In fact, the implementation and design of the offense has not changed one bit. Daniel is running the offense to rave reviews among coaches and players.
No one's going to mistake Daniel for the two-time NFL offensive player of the year, but note that Daniel is more than capable of maintaining the flow of the offense at least for the remainder of the offseason.
Even more importantly, though, is if Daniel is able to wow during the team's five preseason games, he could become quite the coveted treasure next offseason in free agency or via a trade.
Since the majority of OTAs are spent teaching base stuff, Greg Romeus was a second-string starter (if there were such a thing) in the first go-round of OTAs.
Fans and coaches alike are excited about the possibilities Romeus provides for this particular defense. The former Pitt Panther stud is capable of providing tremendous pass rush as he uses his natural burst and pass-rushing moves to get to the quarterback.

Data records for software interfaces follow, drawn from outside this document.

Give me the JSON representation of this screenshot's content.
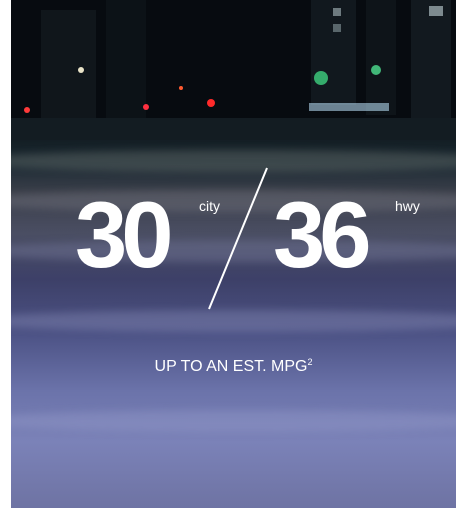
{
  "mpg": {
    "city_value": "30",
    "city_label": "city",
    "hwy_value": "36",
    "hwy_label": "hwy",
    "caption": "UP TO AN EST. MPG",
    "footnote": "2"
  },
  "colors": {
    "text": "#ffffff",
    "accent_strip": "#0b4fd0"
  }
}
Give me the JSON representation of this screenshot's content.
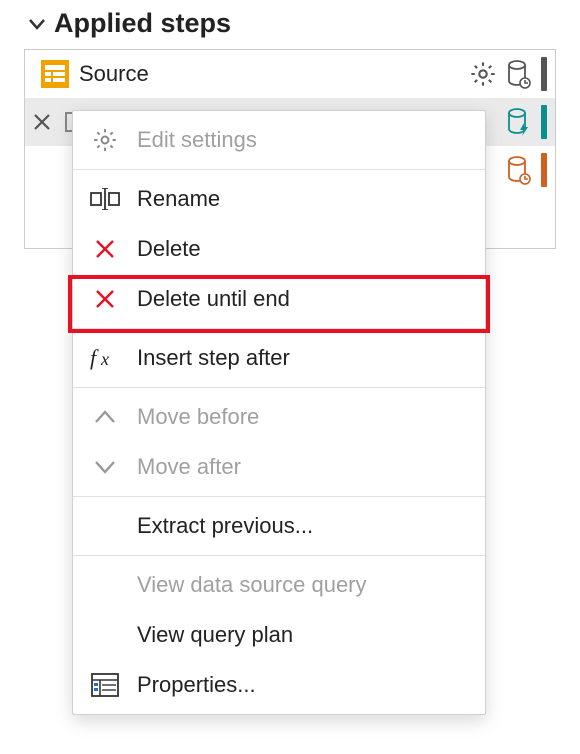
{
  "panel": {
    "title": "Applied steps"
  },
  "steps": {
    "source_label": "Source"
  },
  "menu": {
    "edit_settings": "Edit settings",
    "rename": "Rename",
    "delete": "Delete",
    "delete_until_end": "Delete until end",
    "insert_step_after": "Insert step after",
    "move_before": "Move before",
    "move_after": "Move after",
    "extract_previous": "Extract previous...",
    "view_data_source_query": "View data source query",
    "view_query_plan": "View query plan",
    "properties": "Properties..."
  }
}
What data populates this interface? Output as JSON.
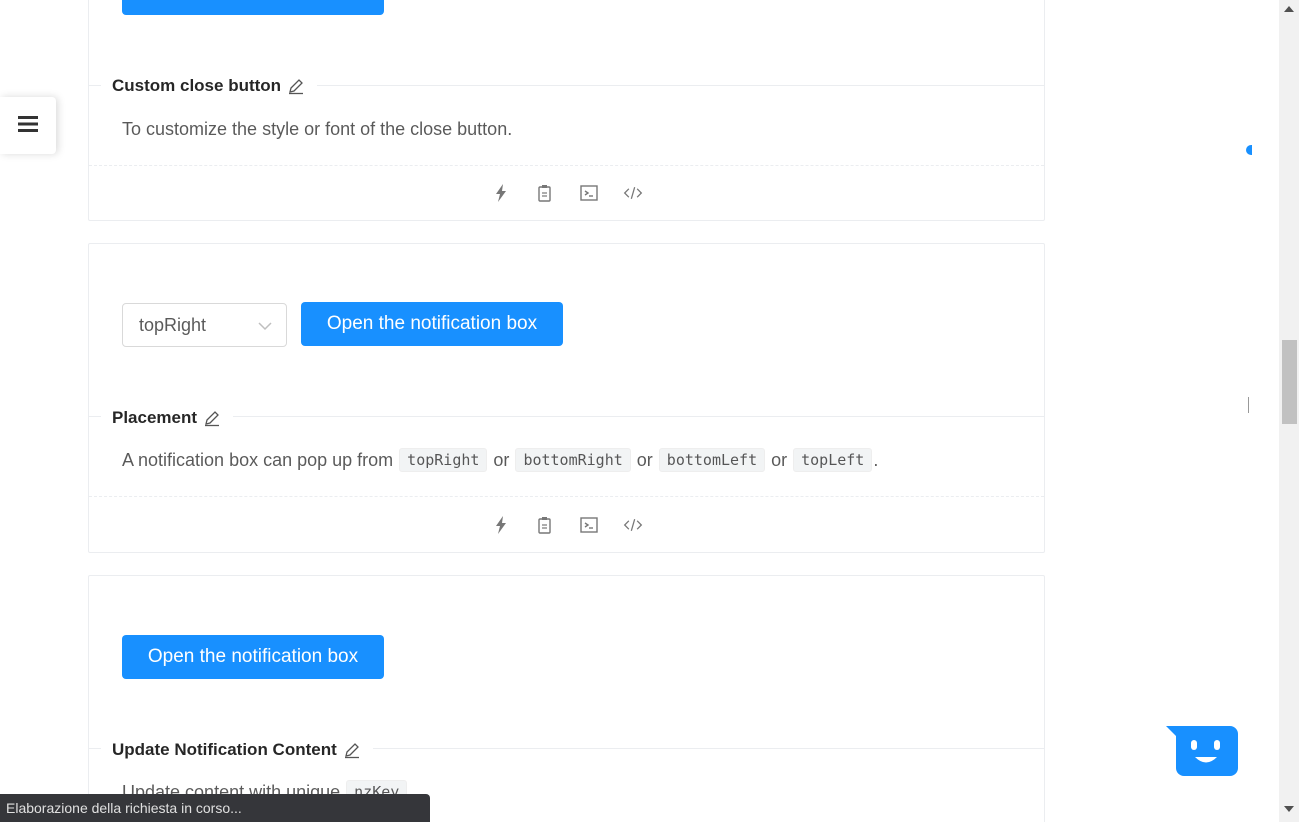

During OTAs, Romeus has impressed with his ability to do all those things well. His presence along with Martez Wilson's could provide quite a pass rush in 2012 and beyond.

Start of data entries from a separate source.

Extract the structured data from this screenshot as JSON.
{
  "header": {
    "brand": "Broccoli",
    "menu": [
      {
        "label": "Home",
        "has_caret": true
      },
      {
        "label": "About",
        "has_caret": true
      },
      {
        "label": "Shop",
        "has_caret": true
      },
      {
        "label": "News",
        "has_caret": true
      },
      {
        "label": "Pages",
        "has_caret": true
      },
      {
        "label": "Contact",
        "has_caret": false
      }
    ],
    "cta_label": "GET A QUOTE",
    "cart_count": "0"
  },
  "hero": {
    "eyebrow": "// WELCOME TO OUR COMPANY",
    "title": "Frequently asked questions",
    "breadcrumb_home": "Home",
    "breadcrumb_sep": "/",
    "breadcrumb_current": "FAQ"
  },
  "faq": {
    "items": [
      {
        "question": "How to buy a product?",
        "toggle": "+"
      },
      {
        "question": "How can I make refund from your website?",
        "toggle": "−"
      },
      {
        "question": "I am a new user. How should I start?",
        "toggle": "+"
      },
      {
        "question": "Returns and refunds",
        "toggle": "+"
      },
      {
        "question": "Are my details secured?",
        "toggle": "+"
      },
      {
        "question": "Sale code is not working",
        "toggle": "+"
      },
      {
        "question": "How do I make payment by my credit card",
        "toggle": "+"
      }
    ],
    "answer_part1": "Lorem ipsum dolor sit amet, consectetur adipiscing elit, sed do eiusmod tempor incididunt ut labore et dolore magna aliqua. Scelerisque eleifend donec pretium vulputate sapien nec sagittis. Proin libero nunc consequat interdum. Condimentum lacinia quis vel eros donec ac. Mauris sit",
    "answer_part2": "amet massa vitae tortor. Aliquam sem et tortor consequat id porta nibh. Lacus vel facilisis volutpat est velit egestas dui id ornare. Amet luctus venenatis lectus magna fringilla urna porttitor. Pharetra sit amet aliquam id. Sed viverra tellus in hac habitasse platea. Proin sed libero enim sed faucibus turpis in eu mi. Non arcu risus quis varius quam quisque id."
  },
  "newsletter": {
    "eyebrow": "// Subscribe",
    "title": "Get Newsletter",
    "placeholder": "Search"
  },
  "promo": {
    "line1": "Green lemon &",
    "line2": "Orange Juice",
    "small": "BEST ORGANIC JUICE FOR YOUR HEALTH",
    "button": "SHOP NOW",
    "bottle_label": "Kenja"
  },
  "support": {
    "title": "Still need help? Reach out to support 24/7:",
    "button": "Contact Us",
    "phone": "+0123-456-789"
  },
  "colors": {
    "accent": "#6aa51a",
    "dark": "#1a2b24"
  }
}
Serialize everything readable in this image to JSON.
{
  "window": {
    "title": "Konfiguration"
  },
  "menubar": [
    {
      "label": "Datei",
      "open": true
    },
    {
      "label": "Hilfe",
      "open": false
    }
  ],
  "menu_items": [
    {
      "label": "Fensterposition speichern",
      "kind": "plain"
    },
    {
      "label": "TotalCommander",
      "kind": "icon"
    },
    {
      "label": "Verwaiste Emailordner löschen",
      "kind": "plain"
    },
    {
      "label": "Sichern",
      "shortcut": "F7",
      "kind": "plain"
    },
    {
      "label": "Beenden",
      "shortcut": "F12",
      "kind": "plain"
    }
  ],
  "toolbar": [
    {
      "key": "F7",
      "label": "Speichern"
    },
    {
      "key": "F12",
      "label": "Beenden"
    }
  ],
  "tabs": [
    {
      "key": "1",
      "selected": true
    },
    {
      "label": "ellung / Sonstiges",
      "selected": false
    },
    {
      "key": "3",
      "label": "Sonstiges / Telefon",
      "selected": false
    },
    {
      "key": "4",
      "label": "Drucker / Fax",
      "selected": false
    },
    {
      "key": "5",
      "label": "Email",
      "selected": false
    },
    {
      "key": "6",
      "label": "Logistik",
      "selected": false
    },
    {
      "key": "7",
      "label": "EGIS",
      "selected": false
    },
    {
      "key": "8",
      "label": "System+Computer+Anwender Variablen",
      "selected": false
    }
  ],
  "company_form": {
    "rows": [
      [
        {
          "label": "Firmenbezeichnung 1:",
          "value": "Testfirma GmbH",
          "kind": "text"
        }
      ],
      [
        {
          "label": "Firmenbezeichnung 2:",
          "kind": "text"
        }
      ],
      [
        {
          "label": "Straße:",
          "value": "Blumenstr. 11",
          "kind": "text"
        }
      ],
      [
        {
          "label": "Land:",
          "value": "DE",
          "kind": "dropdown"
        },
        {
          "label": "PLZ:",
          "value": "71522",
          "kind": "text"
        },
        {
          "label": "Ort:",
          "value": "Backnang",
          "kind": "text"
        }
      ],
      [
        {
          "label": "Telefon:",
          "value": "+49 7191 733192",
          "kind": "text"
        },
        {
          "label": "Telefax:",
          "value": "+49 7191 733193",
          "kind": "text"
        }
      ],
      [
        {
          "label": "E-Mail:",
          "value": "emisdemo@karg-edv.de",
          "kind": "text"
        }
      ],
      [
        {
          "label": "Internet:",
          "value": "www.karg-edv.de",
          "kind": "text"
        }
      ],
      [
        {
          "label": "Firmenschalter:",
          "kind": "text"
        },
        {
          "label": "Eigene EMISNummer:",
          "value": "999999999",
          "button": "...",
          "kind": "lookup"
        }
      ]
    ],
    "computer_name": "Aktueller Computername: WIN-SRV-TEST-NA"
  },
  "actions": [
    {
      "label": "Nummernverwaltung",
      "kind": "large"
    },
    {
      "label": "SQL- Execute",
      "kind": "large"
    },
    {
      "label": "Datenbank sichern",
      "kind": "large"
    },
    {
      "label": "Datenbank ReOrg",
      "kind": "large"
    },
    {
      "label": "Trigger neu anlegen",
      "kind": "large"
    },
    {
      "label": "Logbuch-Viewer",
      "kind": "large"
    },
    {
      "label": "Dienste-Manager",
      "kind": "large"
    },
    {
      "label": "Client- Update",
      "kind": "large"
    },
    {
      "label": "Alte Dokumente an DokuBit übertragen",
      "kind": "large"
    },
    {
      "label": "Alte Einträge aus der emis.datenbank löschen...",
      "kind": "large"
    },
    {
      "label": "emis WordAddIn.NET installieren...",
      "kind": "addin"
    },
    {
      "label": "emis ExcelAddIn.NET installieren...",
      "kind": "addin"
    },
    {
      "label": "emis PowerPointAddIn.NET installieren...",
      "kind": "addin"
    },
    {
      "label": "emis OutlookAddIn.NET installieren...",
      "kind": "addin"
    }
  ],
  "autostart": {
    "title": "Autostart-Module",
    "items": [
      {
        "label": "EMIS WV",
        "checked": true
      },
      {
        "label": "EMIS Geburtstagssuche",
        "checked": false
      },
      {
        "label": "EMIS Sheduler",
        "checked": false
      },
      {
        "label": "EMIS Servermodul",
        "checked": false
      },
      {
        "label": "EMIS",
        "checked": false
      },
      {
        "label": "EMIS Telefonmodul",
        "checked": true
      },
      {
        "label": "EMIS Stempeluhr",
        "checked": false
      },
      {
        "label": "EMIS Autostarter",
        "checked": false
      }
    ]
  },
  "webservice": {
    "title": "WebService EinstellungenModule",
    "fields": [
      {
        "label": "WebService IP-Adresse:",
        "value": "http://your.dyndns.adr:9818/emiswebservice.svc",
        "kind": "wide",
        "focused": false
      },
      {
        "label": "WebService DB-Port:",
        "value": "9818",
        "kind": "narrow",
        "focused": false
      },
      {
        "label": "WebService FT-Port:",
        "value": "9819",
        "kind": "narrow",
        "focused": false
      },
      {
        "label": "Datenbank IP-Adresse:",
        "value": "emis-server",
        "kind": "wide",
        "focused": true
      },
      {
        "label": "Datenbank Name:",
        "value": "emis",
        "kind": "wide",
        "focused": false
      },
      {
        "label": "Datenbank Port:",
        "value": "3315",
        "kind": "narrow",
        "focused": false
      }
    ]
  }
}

Cameron Jordan is responding to the new defense that Steve Spagnuolo has brought to New Orleans. The team will still blitz, but will do so in a much more responsible manner by playing zone behind it and sometimes even dropping defensive linemen into coverage.
Jordan is also expected to move inside on passing downs sometimes. His versatility was clearly his best attribute as a draft prospect in 2011. That factor will be what makes or breaks his success in Spagnuolo's defense this year and for years to come.
In OTAs, Jordan has proven to be an intelligent player capable of moving all over the field. That's good news for the entire Saints defense.
Though David Hawthorne was a relative unknown playing up in the great Pacific Northwest, Saints coaches are ecstatic to have him now wearing the black and gold.
Hawthorne will instantly be plugged into the outside linebacker position while also playing a middle linebacker-type position in the nickel defense along with Curtis Lofton. At least that's how the team has used him thus far.
That role fits Hawthorne's skill set well. He figures to roam sideline to sideline to make tackles and cover the field well in pass coverage.
There is little doubt Hawthorne's presence will make this defense a good unit. In fact, between him, Lofton and Chris Chamberlain, the Saints are likely to have one of the top five linebacker units in the league. And they may make up one of the best defenses in the league as they play more zone coverage and feature a better pass rush.